Website and app data records:
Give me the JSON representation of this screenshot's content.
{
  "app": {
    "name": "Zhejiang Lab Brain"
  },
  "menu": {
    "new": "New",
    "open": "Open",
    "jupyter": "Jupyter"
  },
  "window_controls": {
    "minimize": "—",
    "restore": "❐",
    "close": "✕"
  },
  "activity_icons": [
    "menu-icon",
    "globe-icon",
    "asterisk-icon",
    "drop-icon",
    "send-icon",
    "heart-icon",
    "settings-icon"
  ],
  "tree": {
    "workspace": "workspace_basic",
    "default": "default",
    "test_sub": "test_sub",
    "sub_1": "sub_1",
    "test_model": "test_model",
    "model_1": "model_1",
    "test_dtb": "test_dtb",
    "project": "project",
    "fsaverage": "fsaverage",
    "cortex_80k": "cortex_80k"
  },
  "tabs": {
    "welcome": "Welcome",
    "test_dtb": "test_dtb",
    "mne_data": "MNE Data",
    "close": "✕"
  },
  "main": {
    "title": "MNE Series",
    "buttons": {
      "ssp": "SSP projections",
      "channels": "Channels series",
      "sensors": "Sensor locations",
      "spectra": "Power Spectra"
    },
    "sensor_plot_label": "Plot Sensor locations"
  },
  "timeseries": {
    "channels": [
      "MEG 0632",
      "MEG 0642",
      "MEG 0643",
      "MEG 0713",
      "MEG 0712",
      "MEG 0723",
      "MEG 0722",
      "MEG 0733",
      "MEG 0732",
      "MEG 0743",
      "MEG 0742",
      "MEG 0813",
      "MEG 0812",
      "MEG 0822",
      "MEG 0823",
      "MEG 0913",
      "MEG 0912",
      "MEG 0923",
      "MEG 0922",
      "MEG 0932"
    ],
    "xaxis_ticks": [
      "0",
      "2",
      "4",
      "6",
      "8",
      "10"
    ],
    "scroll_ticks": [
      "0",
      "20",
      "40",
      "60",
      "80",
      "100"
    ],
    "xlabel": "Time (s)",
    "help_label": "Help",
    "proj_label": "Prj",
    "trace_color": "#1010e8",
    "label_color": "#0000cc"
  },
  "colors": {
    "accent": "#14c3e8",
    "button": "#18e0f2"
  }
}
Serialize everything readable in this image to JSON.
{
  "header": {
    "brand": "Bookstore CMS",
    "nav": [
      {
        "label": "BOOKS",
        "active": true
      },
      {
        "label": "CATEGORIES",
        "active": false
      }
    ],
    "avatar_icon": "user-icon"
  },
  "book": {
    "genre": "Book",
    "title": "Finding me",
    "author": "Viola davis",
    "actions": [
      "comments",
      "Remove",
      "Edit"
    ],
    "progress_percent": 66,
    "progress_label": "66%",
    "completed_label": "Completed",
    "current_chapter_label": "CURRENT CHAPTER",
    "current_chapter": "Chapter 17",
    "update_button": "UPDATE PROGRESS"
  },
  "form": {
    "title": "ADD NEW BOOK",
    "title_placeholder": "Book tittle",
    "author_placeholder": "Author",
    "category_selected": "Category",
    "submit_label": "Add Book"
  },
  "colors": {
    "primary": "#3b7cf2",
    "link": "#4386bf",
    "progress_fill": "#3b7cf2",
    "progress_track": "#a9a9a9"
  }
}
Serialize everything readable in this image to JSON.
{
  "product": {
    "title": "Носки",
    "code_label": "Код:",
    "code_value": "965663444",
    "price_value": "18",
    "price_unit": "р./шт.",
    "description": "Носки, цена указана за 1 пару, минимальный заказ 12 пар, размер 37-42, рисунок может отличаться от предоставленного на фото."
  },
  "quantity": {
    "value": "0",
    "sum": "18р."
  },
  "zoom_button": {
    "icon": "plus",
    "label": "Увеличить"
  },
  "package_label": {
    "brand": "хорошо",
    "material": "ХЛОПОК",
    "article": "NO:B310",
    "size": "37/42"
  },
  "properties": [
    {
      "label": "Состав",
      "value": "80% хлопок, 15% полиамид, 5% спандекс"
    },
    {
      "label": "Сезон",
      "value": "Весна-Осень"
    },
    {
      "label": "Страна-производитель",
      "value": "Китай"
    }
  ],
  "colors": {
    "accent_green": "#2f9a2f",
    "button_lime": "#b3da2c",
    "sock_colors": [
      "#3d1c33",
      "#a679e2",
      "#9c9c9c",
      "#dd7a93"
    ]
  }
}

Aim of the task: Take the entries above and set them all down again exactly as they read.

Response to this task:
Give me the JSON representation of this screenshot's content.
{
  "app": {
    "name": "Zhejiang Lab Brain"
  },
  "menu": {
    "new": "New",
    "open": "Open",
    "jupyter": "Jupyter"
  },
  "window_controls": {
    "minimize": "—",
    "restore": "❐",
    "close": "✕"
  },
  "activity_icons": [
    "menu-icon",
    "globe-icon",
    "asterisk-icon",
    "drop-icon",
    "send-icon",
    "heart-icon",
    "settings-icon"
  ],
  "tree": {
    "workspace": "workspace_basic",
    "default": "default",
    "test_sub": "test_sub",
    "sub_1": "sub_1",
    "test_model": "test_model",
    "model_1": "model_1",
    "test_dtb": "test_dtb",
    "project": "project",
    "fsaverage": "fsaverage",
    "cortex_80k": "cortex_80k"
  },
  "tabs": {
    "welcome": "Welcome",
    "test_dtb": "test_dtb",
    "mne_data": "MNE Data",
    "close": "✕"
  },
  "main": {
    "title": "MNE Series",
    "buttons": {
      "ssp": "SSP projections",
      "channels": "Channels series",
      "sensors": "Sensor locations",
      "spectra": "Power Spectra"
    },
    "sensor_plot_label": "Plot Sensor locations"
  },
  "timeseries": {
    "channels": [
      "MEG 0632",
      "MEG 0642",
      "MEG 0643",
      "MEG 0713",
      "MEG 0712",
      "MEG 0723",
      "MEG 0722",
      "MEG 0733",
      "MEG 0732",
      "MEG 0743",
      "MEG 0742",
      "MEG 0813",
      "MEG 0812",
      "MEG 0822",
      "MEG 0823",
      "MEG 0913",
      "MEG 0912",
      "MEG 0923",
      "MEG 0922",
      "MEG 0932"
    ],
    "xaxis_ticks": [
      "0",
      "2",
      "4",
      "6",
      "8",
      "10"
    ],
    "scroll_ticks": [
      "0",
      "20",
      "40",
      "60",
      "80",
      "100"
    ],
    "xlabel": "Time (s)",
    "help_label": "Help",
    "proj_label": "Prj",
    "trace_color": "#1010e8",
    "label_color": "#0000cc"
  },
  "colors": {
    "accent": "#14c3e8",
    "button": "#18e0f2"
  }
}
Serialize everything readable in this image to JSON.
{
  "header": {
    "brand": "Bookstore CMS",
    "nav": [
      {
        "label": "BOOKS",
        "active": true
      },
      {
        "label": "CATEGORIES",
        "active": false
      }
    ],
    "avatar_icon": "user-icon"
  },
  "book": {
    "genre": "Book",
    "title": "Finding me",
    "author": "Viola davis",
    "actions": [
      "comments",
      "Remove",
      "Edit"
    ],
    "progress_percent": 66,
    "progress_label": "66%",
    "completed_label": "Completed",
    "current_chapter_label": "CURRENT CHAPTER",
    "current_chapter": "Chapter 17",
    "update_button": "UPDATE PROGRESS"
  },
  "form": {
    "title": "ADD NEW BOOK",
    "title_placeholder": "Book tittle",
    "author_placeholder": "Author",
    "category_selected": "Category",
    "submit_label": "Add Book"
  },
  "colors": {
    "primary": "#3b7cf2",
    "link": "#4386bf",
    "progress_fill": "#3b7cf2",
    "progress_track": "#a9a9a9"
  }
}
Serialize everything readable in this image to JSON.
{
  "product": {
    "title": "Носки",
    "code_label": "Код:",
    "code_value": "965663444",
    "price_value": "18",
    "price_unit": "р./шт.",
    "description": "Носки, цена указана за 1 пару, минимальный заказ 12 пар, размер 37-42, рисунок может отличаться от предоставленного на фото."
  },
  "quantity": {
    "value": "0",
    "sum": "18р."
  },
  "zoom_button": {
    "icon": "plus",
    "label": "Увеличить"
  },
  "package_label": {
    "brand": "хорошо",
    "material": "ХЛОПОК",
    "article": "NO:B310",
    "size": "37/42"
  },
  "properties": [
    {
      "label": "Состав",
      "value": "80% хлопок, 15% полиамид, 5% спандекс"
    },
    {
      "label": "Сезон",
      "value": "Весна-Осень"
    },
    {
      "label": "Страна-производитель",
      "value": "Китай"
    }
  ],
  "colors": {
    "accent_green": "#2f9a2f",
    "button_lime": "#b3da2c",
    "sock_colors": [
      "#3d1c33",
      "#a679e2",
      "#9c9c9c",
      "#dd7a93"
    ]
  }
}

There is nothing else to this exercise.